Offline retail offer personalised experience
A State of Retail Report by TimeTrade highlights, almost 85 per cent consumers prefer to shop offline. They like to see, touch and test these products before buying them. Some retailers have even refused to publicise their own company’s website through in-store banners, fearing that customers would get sucked away from the store.
Perhaps, that is why an increasing number of e-commerce players are partnering physical stores to ride the relatively new bandwagon called O2O (Offline to Online or vice-versa). Startups such as online retailer Paytm Mall, food delivery company Zomato and logistics provider Shadowfax are all trying to bridge the gap between offline and online.
The foundations for O2O were laid in the past one year with global competitors growing their offline networks in India. Amazon increased its offline presence in India with Shoppers Stop stake. And now, Amazon plans to add 100 offline kiosks to sell its own products in malls across India by the end of 2019. Walmart too plans to become the largest shareholder of India’s e-commerce giant Flipkart by expanding its grocery business in India.
Adopting the O2O model
The online to offline (O2O) model is being adopted by many players in the fashion retail segment. Myntra for example, set the ball rolling with its plans to open 100 stores in different locations across the country. Some other online fashion retailers who plan to open offline retail stores are Voonik and Limeroad. Even smaller firms like Jaypore and FabAlley plan to shift to offline to gain in the overall sales volumes and increase the contribution from the offline stores substantially.
Indeed, setting up brick and mortar stores has its own challenges as it is difficult for these companies to manage costs. Also, there is enough competition from the organised and unorganised sectors, both in the offline fashion retail. Varying circumstances make customers choose different buying environments. Successful retailers that outlast their competitors use a variety of formats and channels to meet their customers’ needs, and will continue to do so.
Emergence of a hybrid model
According to Harish Shah, founder of online fashion retailer Fynd, when an online company simply opens a physical store without empowering any existing offline businesses, it is not an O2O but a hybrid model. Homegrown online retailer Flipkart through its fashion subsidiary Myntra has opened physical stores for its private labels such as Mango, Roadster and Esprit.
Tech-startups are also working with restaurants and hotels to bring them online. Shadowfax has partnered with over 1,000 restaurants across 20 cities to deliver their online orders.

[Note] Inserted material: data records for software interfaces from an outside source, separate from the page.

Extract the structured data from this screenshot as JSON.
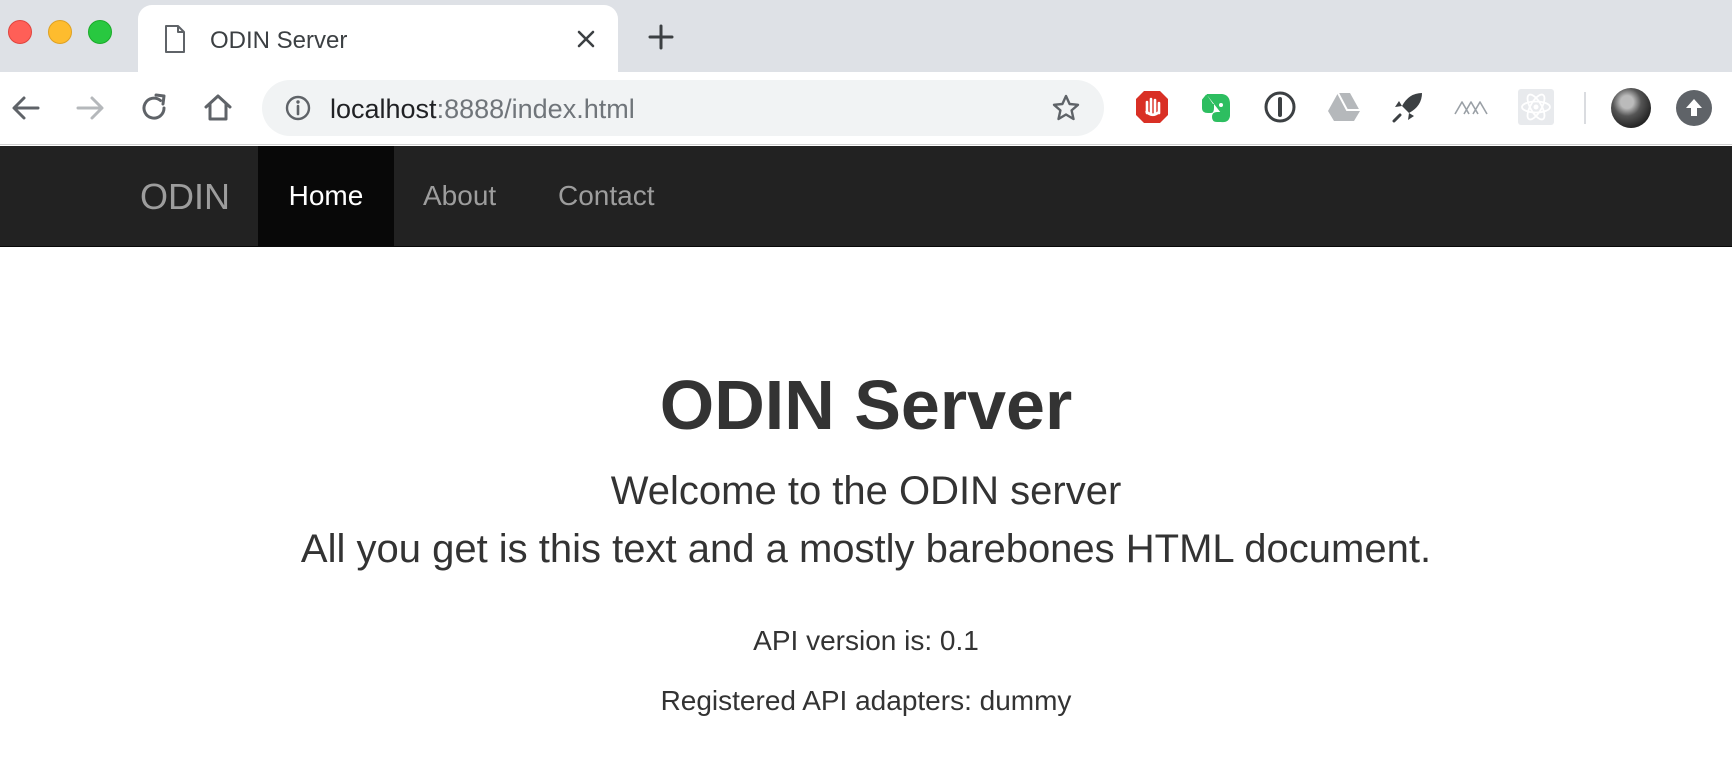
{
  "browser": {
    "tab_title": "ODIN Server",
    "url_host": "localhost",
    "url_path": ":8888/index.html",
    "icons": {
      "back": "arrow-left-icon",
      "forward": "arrow-right-icon",
      "reload": "reload-icon",
      "home": "home-icon",
      "info": "info-circle-icon",
      "bookmark": "star-icon",
      "new_tab": "plus-icon",
      "close_tab": "close-icon"
    },
    "extensions": [
      "adblock-hand-icon",
      "evernote-elephant-icon",
      "1password-icon",
      "google-drive-icon",
      "rocket-icon",
      "mountains-icon",
      "react-atom-icon"
    ],
    "colors": {
      "traffic_close": "#ff5f57",
      "traffic_min": "#febc2e",
      "traffic_max": "#28c840"
    }
  },
  "site": {
    "brand": "ODIN",
    "nav": [
      {
        "label": "Home",
        "active": true
      },
      {
        "label": "About",
        "active": false
      },
      {
        "label": "Contact",
        "active": false
      }
    ],
    "colors": {
      "navbar_bg": "#222222",
      "active_bg": "#080808"
    }
  },
  "content": {
    "title": "ODIN Server",
    "lead_line1": "Welcome to the ODIN server",
    "lead_line2": "All you get is this text and a mostly barebones HTML document.",
    "api_version": "API version is: 0.1",
    "adapters": "Registered API adapters: dummy"
  }
}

According to the Alibaba-owned Hema Stores in China, a synergy between the offline and online operations can offer an immersive experience for shoppers. Both online and offline players can emulate the salient benefits of each other by using technology blurs the lines between the two. While a company may choose to focus more on online or offline depending on what kind of business model it has, a shift towards an omnichannel strategy would be highly beneficial.